→ Action item: Using the data below, return all lines in which "this" appears.

→ Records from a data collection:

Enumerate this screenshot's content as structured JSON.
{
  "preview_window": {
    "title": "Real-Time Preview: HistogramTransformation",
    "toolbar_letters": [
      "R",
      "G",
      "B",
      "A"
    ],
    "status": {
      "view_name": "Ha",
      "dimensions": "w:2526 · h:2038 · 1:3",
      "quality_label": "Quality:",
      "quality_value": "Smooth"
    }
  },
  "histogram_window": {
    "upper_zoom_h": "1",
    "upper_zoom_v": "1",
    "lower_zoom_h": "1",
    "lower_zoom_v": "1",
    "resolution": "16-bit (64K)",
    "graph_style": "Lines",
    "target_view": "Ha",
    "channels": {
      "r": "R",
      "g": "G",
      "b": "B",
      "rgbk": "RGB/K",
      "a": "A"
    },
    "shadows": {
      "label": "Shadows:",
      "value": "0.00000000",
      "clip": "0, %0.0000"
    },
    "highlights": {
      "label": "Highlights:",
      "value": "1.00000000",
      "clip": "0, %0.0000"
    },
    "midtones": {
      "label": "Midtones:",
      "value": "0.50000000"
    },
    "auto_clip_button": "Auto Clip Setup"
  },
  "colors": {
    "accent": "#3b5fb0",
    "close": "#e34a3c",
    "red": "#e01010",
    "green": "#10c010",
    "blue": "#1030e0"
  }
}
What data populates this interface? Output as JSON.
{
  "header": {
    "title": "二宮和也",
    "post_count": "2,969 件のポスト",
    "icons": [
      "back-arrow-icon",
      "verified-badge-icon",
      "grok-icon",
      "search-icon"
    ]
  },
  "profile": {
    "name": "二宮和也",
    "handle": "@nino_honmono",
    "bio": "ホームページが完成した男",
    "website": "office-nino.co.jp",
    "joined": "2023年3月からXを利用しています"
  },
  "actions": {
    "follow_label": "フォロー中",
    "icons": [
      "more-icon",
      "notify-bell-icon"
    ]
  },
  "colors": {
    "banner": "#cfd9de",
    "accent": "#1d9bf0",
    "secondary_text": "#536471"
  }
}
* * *
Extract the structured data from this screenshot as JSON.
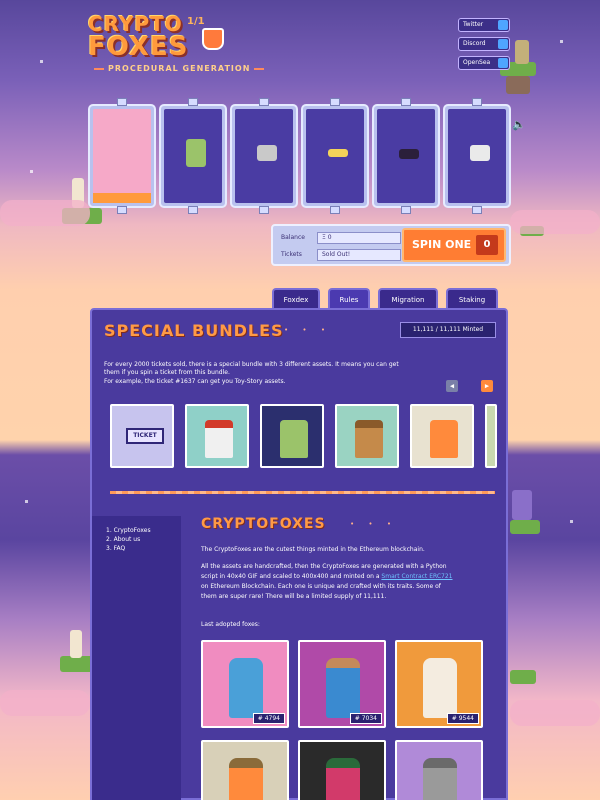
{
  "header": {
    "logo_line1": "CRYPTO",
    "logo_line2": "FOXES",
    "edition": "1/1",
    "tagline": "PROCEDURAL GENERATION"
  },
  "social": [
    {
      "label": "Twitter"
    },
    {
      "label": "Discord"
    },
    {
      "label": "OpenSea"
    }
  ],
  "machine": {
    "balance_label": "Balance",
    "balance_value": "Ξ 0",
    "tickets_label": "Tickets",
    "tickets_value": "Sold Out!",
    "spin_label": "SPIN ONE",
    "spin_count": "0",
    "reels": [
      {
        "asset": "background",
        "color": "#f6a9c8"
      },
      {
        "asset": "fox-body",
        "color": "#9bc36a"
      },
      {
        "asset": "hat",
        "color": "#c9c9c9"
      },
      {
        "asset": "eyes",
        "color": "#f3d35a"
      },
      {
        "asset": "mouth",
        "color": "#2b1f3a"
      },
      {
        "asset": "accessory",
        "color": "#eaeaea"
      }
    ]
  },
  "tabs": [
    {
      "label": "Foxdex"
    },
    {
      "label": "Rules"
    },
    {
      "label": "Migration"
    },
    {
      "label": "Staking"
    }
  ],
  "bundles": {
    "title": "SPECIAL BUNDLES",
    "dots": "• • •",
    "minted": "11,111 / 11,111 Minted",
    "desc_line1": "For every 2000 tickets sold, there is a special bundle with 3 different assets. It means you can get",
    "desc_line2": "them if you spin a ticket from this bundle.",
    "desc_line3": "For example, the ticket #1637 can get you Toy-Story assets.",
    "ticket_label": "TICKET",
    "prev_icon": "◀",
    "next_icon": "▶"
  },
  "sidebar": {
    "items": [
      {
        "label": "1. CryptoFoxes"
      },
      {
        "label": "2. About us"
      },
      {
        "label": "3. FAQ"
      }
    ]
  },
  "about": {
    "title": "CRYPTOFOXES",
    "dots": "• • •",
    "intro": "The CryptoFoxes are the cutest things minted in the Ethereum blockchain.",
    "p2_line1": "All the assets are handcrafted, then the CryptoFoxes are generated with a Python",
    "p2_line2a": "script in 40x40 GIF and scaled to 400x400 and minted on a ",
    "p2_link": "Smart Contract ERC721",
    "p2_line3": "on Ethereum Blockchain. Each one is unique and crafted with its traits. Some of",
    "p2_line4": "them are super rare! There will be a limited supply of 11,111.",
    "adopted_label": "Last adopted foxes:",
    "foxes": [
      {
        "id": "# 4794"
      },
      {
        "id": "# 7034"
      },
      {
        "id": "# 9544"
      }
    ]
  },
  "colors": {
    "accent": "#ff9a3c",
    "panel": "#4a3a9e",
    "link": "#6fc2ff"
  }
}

→ Written solution:
Enumerate this screenshot's content as structured JSON.
What data populates this interface? Output as JSON.
Extract the structured data from this screenshot as JSON.
    "desc_line2": "them if you spin a ticket from this bundle.",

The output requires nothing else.